• WHAT IS NEEDED:
The answer must consist of each line of the records below that contains the string "press".
::: EXERCISE INPUTS
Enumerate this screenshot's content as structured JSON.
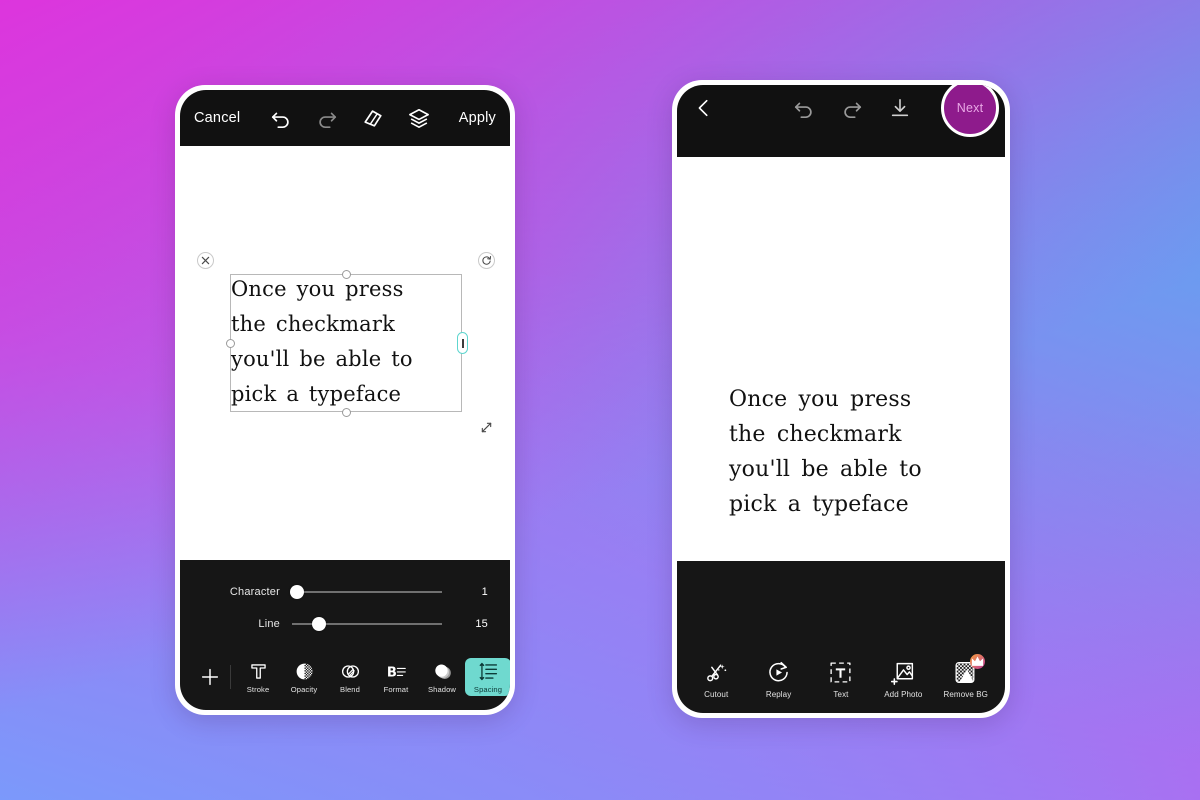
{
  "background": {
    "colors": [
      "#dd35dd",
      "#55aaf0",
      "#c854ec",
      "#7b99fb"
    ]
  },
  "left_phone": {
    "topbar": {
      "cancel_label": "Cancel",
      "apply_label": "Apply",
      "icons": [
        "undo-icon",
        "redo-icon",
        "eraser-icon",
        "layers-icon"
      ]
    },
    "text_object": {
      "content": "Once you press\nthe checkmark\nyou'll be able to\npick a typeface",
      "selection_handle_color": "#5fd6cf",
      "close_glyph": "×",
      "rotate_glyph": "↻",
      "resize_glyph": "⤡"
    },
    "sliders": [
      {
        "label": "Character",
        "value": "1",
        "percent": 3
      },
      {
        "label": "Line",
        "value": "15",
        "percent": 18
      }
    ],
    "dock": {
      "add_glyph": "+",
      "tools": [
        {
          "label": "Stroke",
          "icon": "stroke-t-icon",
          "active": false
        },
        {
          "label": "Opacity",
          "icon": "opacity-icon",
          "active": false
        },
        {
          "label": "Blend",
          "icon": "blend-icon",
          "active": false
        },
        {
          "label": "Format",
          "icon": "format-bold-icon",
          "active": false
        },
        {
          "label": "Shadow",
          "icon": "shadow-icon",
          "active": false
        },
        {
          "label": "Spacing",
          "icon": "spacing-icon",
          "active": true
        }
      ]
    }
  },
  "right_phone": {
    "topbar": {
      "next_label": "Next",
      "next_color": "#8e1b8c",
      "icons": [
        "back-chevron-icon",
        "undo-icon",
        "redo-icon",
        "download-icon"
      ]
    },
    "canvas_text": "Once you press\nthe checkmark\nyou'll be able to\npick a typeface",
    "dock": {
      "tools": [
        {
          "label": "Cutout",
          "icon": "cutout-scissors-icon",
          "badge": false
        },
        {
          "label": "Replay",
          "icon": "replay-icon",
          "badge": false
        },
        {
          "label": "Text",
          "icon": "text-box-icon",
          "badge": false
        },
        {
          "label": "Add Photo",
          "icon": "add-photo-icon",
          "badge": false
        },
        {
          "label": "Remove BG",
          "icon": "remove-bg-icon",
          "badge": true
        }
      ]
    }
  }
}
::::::
• SOLUTION TO THIS TASK:
      "content": "Once you press\nthe checkmark\nyou'll be able to\npick a typeface",
    "canvas_text": "Once you press\nthe checkmark\nyou'll be able to\npick a typeface",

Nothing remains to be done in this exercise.